Four Considerations

  1. Shame can be painful beyond your capacity to bear it. Pray that the Spirit will reveal to you the things about which you must feel shame. Do not simply reflect on your own life judging yourself by your standards. This is false shame.
  2. Do not run from the shame God reveals to you. It may feel like it is beyond your capacity to bear. It is not. Pray for tears of repentance. God is with you, weeping. In answer to St. Paul’s question: “Who will save me?” God, through Jesus, will save you from your wretchedness.
  3. Pray for a wise, mature Christian man or woman—a spiritual father or mother—with whom you can share your story of shame. This is someone who will not try to “fix” you. Rather, he or she will silently bear witness to your confession of shame before God.
  4. Bear only a little of your shame. How much shame should you carry before God? St. Silouan, about whom I wrote last time, put it his way:

Stand at the brink of the abyss of despair, and when you see that you cannot bear it any more, draw back a little and have a cup of tea.

In the bearing of your cross of painful shame you will begin to experience the promised fullness of Christ’s joy. This is the Way of Jesus. Mysterious, indeed.
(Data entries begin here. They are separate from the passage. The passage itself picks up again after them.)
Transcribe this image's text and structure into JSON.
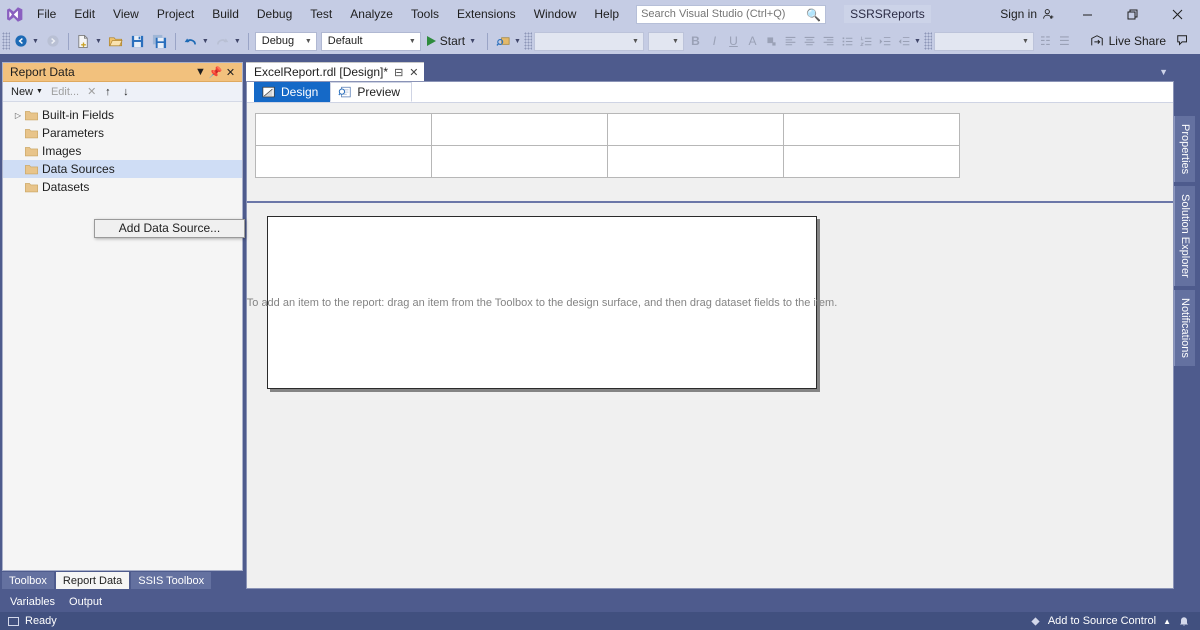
{
  "titlebar": {
    "logo_icon": "visual-studio-logo",
    "menus": [
      "File",
      "Edit",
      "View",
      "Project",
      "Build",
      "Debug",
      "Test",
      "Analyze",
      "Tools",
      "Extensions",
      "Window",
      "Help"
    ],
    "search_placeholder": "Search Visual Studio (Ctrl+Q)",
    "search_value": "",
    "search_icon": "search-icon",
    "project_name": "SSRSReports",
    "sign_in_label": "Sign in",
    "sign_in_icon": "person-add-icon",
    "minimize_icon": "minimize-icon",
    "restore_icon": "restore-icon",
    "close_icon": "close-icon"
  },
  "toolbar": {
    "navigate_back_icon": "navigate-back-icon",
    "navigate_forward_icon": "navigate-forward-icon",
    "new_item_icon": "new-item-icon",
    "open_file_icon": "open-file-icon",
    "save_icon": "save-icon",
    "save_all_icon": "save-all-icon",
    "undo_icon": "undo-icon",
    "redo_icon": "redo-icon",
    "config_value": "Debug",
    "platform_value": "Default",
    "start_label": "Start",
    "start_icon": "run-triangle-icon",
    "attach_icon": "attach-process-icon",
    "font_family_value": "",
    "font_size_value": "",
    "bold_label": "B",
    "italic_label": "I",
    "underline_label": "U",
    "font_color_label": "A",
    "highlight_icon": "highlight-icon",
    "align_left_icon": "align-left-icon",
    "align_center_icon": "align-center-icon",
    "align_right_icon": "align-right-icon",
    "list_bullet_icon": "bullet-list-icon",
    "list_number_icon": "numbered-list-icon",
    "indent_increase_icon": "indent-increase-icon",
    "indent_decrease_icon": "indent-decrease-icon",
    "style_value": "",
    "live_share_label": "Live Share",
    "live_share_icon": "live-share-icon",
    "feedback_icon": "feedback-icon"
  },
  "report_data": {
    "title": "Report Data",
    "dropdown_icon": "chevron-down-icon",
    "pin_icon": "pin-icon",
    "close_icon": "close-icon",
    "toolbar": {
      "new_label": "New",
      "new_arrow_icon": "chevron-down-icon",
      "edit_label": "Edit...",
      "delete_icon": "delete-x-icon",
      "move_up_icon": "arrow-up-icon",
      "move_down_icon": "arrow-down-icon"
    },
    "tree": [
      {
        "label": "Built-in Fields",
        "expandable": true,
        "selected": false
      },
      {
        "label": "Parameters",
        "expandable": false,
        "selected": false
      },
      {
        "label": "Images",
        "expandable": false,
        "selected": false
      },
      {
        "label": "Data Sources",
        "expandable": false,
        "selected": true
      },
      {
        "label": "Datasets",
        "expandable": false,
        "selected": false
      }
    ],
    "folder_icon": "folder-icon"
  },
  "context_menu": {
    "items": [
      "Add Data Source..."
    ]
  },
  "dock_tabs": {
    "primary": [
      {
        "label": "Toolbox",
        "active": false
      },
      {
        "label": "Report Data",
        "active": true
      },
      {
        "label": "SSIS Toolbox",
        "active": false
      }
    ],
    "secondary": [
      "Variables",
      "Output"
    ]
  },
  "document": {
    "tab_label": "ExcelReport.rdl [Design]*",
    "tab_pin_icon": "pin-icon",
    "tab_close_icon": "close-icon",
    "overflow_icon": "chevron-down-icon",
    "designer_tabs": [
      {
        "label": "Design",
        "icon": "design-ruler-icon",
        "active": true
      },
      {
        "label": "Preview",
        "icon": "preview-magnifier-icon",
        "active": false
      }
    ],
    "grid": {
      "rows": 2,
      "cols": 4,
      "cells": [
        [
          "",
          "",
          "",
          ""
        ],
        [
          "",
          "",
          "",
          ""
        ]
      ]
    },
    "body_hint": "To add an item to the report: drag an item from the Toolbox to the design surface, and then drag dataset fields to the item."
  },
  "side_tabs": [
    "Properties",
    "Solution Explorer",
    "Notifications"
  ],
  "statusbar": {
    "state_icon": "ready-icon",
    "state_label": "Ready",
    "source_control_label": "Add to Source Control",
    "source_control_icon": "source-control-icon",
    "source_control_arrow_icon": "chevron-up-icon",
    "notifications_icon": "bell-icon"
  },
  "colors": {
    "titlebar_bg": "#c5cce4",
    "shell_bg": "#4e5b8d",
    "accent_blue": "#1569c7",
    "panel_header": "#f2c17d",
    "selection": "#cfddf5",
    "statusbar_bg": "#41507f"
  }
}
Comment on this post below. How do you relate Mike’s story and thoughts? What questions does this reflection on the Way of Jesus bring to mind?